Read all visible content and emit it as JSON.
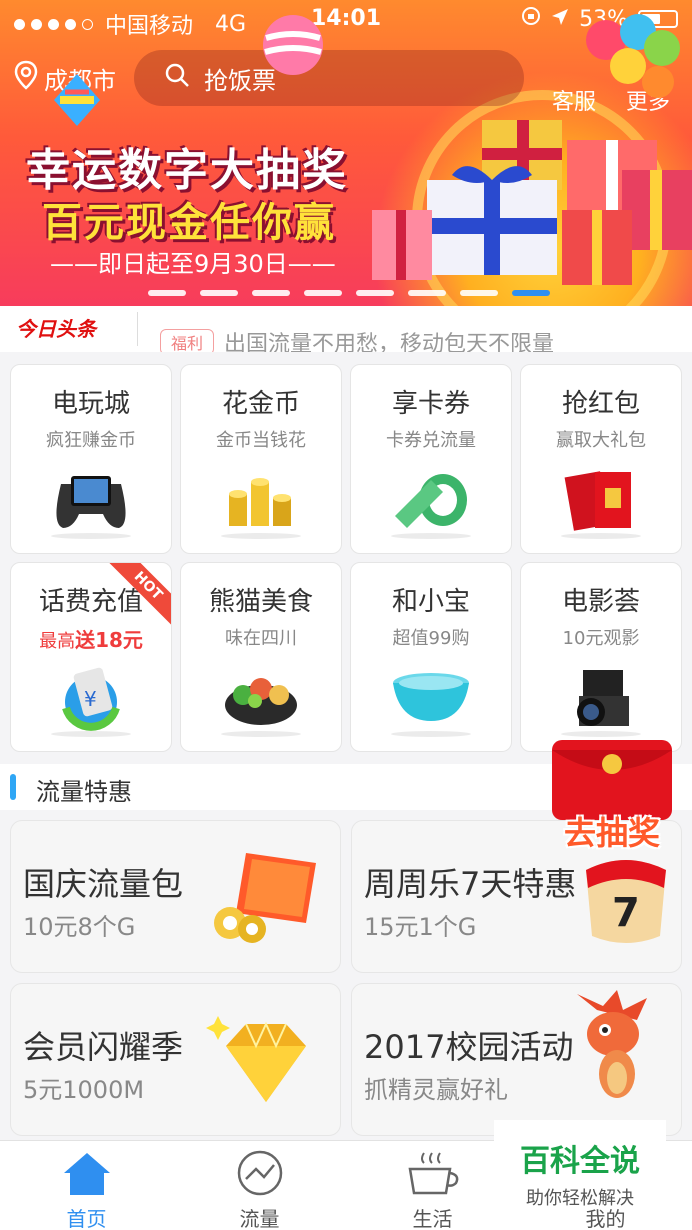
{
  "status_bar": {
    "carrier": "中国移动",
    "network": "4G",
    "time": "14:01",
    "battery": "53%"
  },
  "header": {
    "city": "成都市",
    "search_placeholder": "抢饭票",
    "service": "客服",
    "more": "更多"
  },
  "banner": {
    "title": "幸运数字大抽奖",
    "subtitle": "百元现金任你赢",
    "date": "——即日起至9月30日——",
    "slide_count": 8,
    "active_slide": 8
  },
  "news": {
    "logo": "今日头条",
    "tag": "福利",
    "text": "出国流量不用愁，移动包天不限量"
  },
  "grid": [
    {
      "title": "电玩城",
      "sub": "疯狂赚金币",
      "icon": "gamepad-icon"
    },
    {
      "title": "花金币",
      "sub": "金币当钱花",
      "icon": "gold-coins-icon"
    },
    {
      "title": "享卡券",
      "sub": "卡券兑流量",
      "icon": "ticket-icon"
    },
    {
      "title": "抢红包",
      "sub": "赢取大礼包",
      "icon": "red-envelope-icon"
    },
    {
      "title": "话费充值",
      "sub_prefix": "最高",
      "sub_highlight": "送18元",
      "badge": "HOT",
      "icon": "recharge-icon"
    },
    {
      "title": "熊猫美食",
      "sub": "味在四川",
      "icon": "food-bowl-icon"
    },
    {
      "title": "和小宝",
      "sub": "超值99购",
      "icon": "bowl-icon"
    },
    {
      "title": "电影荟",
      "sub": "10元观影",
      "icon": "camera-icon"
    }
  ],
  "section": {
    "title": "流量特惠"
  },
  "promos": [
    {
      "title": "国庆流量包",
      "sub": "10元8个G",
      "icon": "lantern-icon"
    },
    {
      "title": "周周乐7天特惠",
      "sub": "15元1个G",
      "icon": "calendar-icon",
      "calendar_day": "7"
    },
    {
      "title": "会员闪耀季",
      "sub": "5元1000M",
      "icon": "diamond-icon"
    },
    {
      "title": "2017校园活动",
      "sub": "抓精灵赢好礼",
      "icon": "dragon-icon"
    }
  ],
  "floating": {
    "label": "去抽奖"
  },
  "tabs": [
    {
      "label": "首页",
      "icon": "home-icon",
      "active": true
    },
    {
      "label": "流量",
      "icon": "traffic-icon",
      "active": false
    },
    {
      "label": "生活",
      "icon": "coffee-icon",
      "active": false
    },
    {
      "label": "我的",
      "icon": "user-icon",
      "active": false
    }
  ],
  "watermark": {
    "title": "百科全说",
    "sub": "助你轻松解决"
  },
  "colors": {
    "accent": "#2f8ff0",
    "banner": "#ff5a3a",
    "hot": "#ef4a3a",
    "section_bar": "#2fa6f5"
  }
}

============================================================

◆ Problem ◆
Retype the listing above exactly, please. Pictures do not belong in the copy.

◆ Finished task ◆
Read all visible content and emit it as JSON.
{
  "status_bar": {
    "carrier": "中国移动",
    "network": "4G",
    "time": "14:01",
    "battery": "53%"
  },
  "header": {
    "city": "成都市",
    "search_placeholder": "抢饭票",
    "service": "客服",
    "more": "更多"
  },
  "banner": {
    "title": "幸运数字大抽奖",
    "subtitle": "百元现金任你赢",
    "date": "——即日起至9月30日——",
    "slide_count": 8,
    "active_slide": 8
  },
  "news": {
    "logo": "今日头条",
    "tag": "福利",
    "text": "出国流量不用愁，移动包天不限量"
  },
  "grid": [
    {
      "title": "电玩城",
      "sub": "疯狂赚金币",
      "icon": "gamepad-icon"
    },
    {
      "title": "花金币",
      "sub": "金币当钱花",
      "icon": "gold-coins-icon"
    },
    {
      "title": "享卡券",
      "sub": "卡券兑流量",
      "icon": "ticket-icon"
    },
    {
      "title": "抢红包",
      "sub": "赢取大礼包",
      "icon": "red-envelope-icon"
    },
    {
      "title": "话费充值",
      "sub_prefix": "最高",
      "sub_highlight": "送18元",
      "badge": "HOT",
      "icon": "recharge-icon"
    },
    {
      "title": "熊猫美食",
      "sub": "味在四川",
      "icon": "food-bowl-icon"
    },
    {
      "title": "和小宝",
      "sub": "超值99购",
      "icon": "bowl-icon"
    },
    {
      "title": "电影荟",
      "sub": "10元观影",
      "icon": "camera-icon"
    }
  ],
  "section": {
    "title": "流量特惠"
  },
  "promos": [
    {
      "title": "国庆流量包",
      "sub": "10元8个G",
      "icon": "lantern-icon"
    },
    {
      "title": "周周乐7天特惠",
      "sub": "15元1个G",
      "icon": "calendar-icon",
      "calendar_day": "7"
    },
    {
      "title": "会员闪耀季",
      "sub": "5元1000M",
      "icon": "diamond-icon"
    },
    {
      "title": "2017校园活动",
      "sub": "抓精灵赢好礼",
      "icon": "dragon-icon"
    }
  ],
  "floating": {
    "label": "去抽奖"
  },
  "tabs": [
    {
      "label": "首页",
      "icon": "home-icon",
      "active": true
    },
    {
      "label": "流量",
      "icon": "traffic-icon",
      "active": false
    },
    {
      "label": "生活",
      "icon": "coffee-icon",
      "active": false
    },
    {
      "label": "我的",
      "icon": "user-icon",
      "active": false
    }
  ],
  "watermark": {
    "title": "百科全说",
    "sub": "助你轻松解决"
  },
  "colors": {
    "accent": "#2f8ff0",
    "banner": "#ff5a3a",
    "hot": "#ef4a3a",
    "section_bar": "#2fa6f5"
  }
}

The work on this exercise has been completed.